"I think that it [Spice Café] is still somewhat of a secret in Pittsburgh, but it gets enough business to create an energetic vibe in a laid-back environment."
The Spice Café's cultural blend of American and Indian food, candlelit atmosphere, and jam band/funk music isn't for everyone, but Davenport's first-time experience proves that it could be a new and positive experience.

"This isn't my typical bar scene or music, but I like it," says Davenport. "I don't know if I want to tell anybody about it. I might keep this place to myself." - The Globe (Point Park student newspaper)


"The Zygote" (2007)
"2005 Emerging Artists Compilation"
"GyroFishChili" (2004)
Shows available at Live Music Archive



Wino Riot is a band rooted in strong melodies and catchy hooks that are tied together by intricate vocal harmonies. Drawing upon classic influences such as The Beatles and Pink Floyd, to more contemporary artists like The Flaming Lips, Ween and The Good The Bad And The Queen, Wino Riot aims to create a unique take on psychedelic pop/rock. The group is comprised of David Barton (guitar, vocals), Doug Fitzsimmons (keyboards, vocals), Charles Kulbacki (guitar, vocals), Marc Martinka (drums, percussion), and Nick Michaels (bass).

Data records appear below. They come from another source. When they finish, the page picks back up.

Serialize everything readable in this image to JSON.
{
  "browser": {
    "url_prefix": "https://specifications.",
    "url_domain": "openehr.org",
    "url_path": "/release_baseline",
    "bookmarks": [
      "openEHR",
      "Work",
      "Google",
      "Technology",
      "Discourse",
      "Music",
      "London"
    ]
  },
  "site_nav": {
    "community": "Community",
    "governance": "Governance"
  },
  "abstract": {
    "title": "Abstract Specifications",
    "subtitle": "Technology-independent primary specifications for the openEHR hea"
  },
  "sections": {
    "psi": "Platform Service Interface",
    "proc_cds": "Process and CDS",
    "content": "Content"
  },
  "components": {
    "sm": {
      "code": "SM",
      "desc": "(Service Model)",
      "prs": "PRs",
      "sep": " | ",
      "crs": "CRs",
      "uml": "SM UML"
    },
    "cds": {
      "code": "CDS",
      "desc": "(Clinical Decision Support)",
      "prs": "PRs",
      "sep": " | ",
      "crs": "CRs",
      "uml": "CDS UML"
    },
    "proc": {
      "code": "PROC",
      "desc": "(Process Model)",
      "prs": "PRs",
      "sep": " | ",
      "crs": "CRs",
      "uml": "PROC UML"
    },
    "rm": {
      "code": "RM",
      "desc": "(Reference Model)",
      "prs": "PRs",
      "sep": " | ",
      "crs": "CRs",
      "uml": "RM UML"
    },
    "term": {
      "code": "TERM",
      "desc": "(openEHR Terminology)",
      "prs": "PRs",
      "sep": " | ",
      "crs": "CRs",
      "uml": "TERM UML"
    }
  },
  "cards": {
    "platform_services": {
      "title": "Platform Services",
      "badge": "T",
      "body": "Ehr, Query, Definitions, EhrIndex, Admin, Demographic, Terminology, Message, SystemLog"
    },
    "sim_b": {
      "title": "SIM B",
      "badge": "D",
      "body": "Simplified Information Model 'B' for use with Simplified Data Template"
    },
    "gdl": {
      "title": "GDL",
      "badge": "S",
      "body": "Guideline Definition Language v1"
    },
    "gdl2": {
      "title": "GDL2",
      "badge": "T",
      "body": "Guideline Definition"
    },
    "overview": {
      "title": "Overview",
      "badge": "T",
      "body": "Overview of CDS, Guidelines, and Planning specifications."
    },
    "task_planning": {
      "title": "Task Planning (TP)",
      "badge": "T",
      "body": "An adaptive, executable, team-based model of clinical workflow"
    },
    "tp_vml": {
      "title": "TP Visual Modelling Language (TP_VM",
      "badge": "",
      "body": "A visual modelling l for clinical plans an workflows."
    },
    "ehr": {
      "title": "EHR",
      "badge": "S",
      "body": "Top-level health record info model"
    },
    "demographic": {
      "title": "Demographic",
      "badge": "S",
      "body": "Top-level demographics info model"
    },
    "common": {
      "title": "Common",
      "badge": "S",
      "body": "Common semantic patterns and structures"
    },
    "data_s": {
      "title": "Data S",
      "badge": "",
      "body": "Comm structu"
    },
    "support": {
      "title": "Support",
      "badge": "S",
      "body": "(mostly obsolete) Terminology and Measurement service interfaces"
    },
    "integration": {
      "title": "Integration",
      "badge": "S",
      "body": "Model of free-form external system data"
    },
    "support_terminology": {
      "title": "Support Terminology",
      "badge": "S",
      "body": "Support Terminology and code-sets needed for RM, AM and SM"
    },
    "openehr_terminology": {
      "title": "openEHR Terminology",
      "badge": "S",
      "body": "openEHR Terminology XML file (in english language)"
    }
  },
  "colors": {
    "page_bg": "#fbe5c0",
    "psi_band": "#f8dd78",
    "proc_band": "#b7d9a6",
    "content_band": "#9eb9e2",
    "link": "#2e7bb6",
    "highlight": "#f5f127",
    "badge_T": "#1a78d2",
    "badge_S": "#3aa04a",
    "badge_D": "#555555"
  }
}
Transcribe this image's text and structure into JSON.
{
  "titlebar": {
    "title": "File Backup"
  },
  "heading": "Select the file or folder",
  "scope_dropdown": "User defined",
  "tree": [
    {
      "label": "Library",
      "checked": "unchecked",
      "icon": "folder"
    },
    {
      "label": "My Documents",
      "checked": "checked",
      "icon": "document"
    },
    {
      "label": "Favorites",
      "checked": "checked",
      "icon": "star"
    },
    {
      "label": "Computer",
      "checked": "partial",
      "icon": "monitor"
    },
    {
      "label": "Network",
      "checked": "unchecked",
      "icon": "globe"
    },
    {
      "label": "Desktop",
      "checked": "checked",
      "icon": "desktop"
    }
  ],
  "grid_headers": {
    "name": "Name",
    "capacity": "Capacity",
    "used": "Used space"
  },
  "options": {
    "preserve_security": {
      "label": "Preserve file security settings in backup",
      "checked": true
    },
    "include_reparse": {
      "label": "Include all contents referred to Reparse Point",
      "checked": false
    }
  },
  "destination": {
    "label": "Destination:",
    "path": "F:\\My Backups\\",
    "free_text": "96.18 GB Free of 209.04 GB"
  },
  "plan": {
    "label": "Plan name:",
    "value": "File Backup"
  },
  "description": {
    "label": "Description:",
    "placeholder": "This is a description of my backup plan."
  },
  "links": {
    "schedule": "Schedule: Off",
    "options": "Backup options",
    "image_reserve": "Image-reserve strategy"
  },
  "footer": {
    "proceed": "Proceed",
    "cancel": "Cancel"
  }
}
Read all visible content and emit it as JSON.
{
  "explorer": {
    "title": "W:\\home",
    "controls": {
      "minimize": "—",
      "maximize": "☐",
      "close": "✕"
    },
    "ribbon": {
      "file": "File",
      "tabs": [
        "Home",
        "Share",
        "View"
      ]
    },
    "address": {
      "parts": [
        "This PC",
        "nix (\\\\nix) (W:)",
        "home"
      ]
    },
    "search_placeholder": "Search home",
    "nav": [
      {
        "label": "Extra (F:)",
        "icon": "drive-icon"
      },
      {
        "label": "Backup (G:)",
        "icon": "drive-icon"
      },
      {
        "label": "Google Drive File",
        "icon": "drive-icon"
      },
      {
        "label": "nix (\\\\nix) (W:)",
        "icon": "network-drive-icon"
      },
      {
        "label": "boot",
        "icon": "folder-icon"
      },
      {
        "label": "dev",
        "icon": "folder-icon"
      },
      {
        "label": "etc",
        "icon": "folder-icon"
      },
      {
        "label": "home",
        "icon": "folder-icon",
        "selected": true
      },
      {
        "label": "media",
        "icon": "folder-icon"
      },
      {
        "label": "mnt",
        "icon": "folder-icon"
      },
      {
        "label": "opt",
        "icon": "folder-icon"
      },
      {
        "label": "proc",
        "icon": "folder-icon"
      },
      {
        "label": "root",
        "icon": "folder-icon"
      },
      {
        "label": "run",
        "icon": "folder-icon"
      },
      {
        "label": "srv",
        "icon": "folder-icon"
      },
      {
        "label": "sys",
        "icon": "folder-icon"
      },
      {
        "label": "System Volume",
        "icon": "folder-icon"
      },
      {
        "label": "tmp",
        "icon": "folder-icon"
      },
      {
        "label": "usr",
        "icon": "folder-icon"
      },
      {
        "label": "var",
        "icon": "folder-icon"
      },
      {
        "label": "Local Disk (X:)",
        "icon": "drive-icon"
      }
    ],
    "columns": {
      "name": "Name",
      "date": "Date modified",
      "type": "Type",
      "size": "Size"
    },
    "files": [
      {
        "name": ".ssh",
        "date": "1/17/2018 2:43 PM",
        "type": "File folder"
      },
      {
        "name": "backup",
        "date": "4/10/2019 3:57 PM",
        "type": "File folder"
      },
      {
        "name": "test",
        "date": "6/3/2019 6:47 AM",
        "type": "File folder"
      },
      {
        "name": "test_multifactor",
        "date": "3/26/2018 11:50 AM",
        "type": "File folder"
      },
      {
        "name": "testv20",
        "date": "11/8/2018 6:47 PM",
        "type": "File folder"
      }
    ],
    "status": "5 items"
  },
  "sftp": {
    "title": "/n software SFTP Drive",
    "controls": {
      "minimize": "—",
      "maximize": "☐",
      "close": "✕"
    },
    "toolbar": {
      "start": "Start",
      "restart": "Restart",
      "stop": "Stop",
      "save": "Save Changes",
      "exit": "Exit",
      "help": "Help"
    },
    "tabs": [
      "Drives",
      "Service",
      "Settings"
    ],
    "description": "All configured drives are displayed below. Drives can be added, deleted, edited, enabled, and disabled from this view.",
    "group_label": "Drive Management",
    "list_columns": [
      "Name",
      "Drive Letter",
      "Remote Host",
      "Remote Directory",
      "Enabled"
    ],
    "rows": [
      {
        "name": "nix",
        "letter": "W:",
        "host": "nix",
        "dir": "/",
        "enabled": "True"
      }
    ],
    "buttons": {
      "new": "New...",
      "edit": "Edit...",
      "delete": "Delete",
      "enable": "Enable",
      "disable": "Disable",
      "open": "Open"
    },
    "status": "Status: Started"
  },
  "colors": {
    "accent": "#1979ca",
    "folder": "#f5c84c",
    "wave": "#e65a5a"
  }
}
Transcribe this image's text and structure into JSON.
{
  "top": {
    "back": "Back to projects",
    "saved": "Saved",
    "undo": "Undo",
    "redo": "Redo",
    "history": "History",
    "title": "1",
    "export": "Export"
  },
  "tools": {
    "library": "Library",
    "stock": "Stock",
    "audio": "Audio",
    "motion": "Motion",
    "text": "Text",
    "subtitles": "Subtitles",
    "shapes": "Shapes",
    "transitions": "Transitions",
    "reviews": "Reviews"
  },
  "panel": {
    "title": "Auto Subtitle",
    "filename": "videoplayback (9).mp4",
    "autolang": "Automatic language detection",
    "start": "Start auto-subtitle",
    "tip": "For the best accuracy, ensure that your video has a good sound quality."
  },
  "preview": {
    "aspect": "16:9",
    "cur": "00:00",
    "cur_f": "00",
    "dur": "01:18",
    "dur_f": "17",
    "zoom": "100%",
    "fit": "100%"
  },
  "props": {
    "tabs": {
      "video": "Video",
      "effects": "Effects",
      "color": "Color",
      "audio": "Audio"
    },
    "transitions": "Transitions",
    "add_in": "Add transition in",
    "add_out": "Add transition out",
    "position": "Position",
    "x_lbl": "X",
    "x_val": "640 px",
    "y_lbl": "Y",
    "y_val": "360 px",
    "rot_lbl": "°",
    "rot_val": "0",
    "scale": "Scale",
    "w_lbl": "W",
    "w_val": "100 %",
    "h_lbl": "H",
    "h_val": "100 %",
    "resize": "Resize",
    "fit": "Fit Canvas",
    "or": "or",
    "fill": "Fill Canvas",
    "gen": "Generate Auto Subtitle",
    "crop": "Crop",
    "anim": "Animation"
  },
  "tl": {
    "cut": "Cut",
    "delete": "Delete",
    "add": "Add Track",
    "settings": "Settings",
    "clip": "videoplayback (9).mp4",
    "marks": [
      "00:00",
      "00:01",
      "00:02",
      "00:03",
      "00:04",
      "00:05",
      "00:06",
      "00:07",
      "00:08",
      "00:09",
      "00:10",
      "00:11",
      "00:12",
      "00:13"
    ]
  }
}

With the release of their first full-length album - GyroFishChili - in June of 2004, Wino Riot started a string of live performances in Pittsburgh and the surrounding region gathering a loyal fan base along the way. After being featured on a 2005 Emerging Artists of Pittsburgh compilation, they developed a set of new material and started planning to record a new album. After a minor personnel change, the decision was made to scrap the new material and start writing a new album from the ground up. That decision led them to Mr. Small's Studios, located on the north side of Pittsburgh, to begin a new journey. Recording in a top-notch facility and working with noted engineer Larry Luther, Wino Riot developed their most creative and unique work to date.

The result is "The Zygote," thirteen songs by experienced musicians dealing with the ups, downs and questions of everyday existence. The album caught the attention of Mike Speranzo and Liz Berlin (co-owners of Mr. Small's) and led to Wino Riot and the new album being backed by their non-profit label, Creative.Life.Support records. Throughout the process, the support and guidance of Speranzo, Berlin and Luther led Wino Riot to where they are now, with their eyes and minds on the future and sharing their vision (or perspective) with anyone who wants to look inside.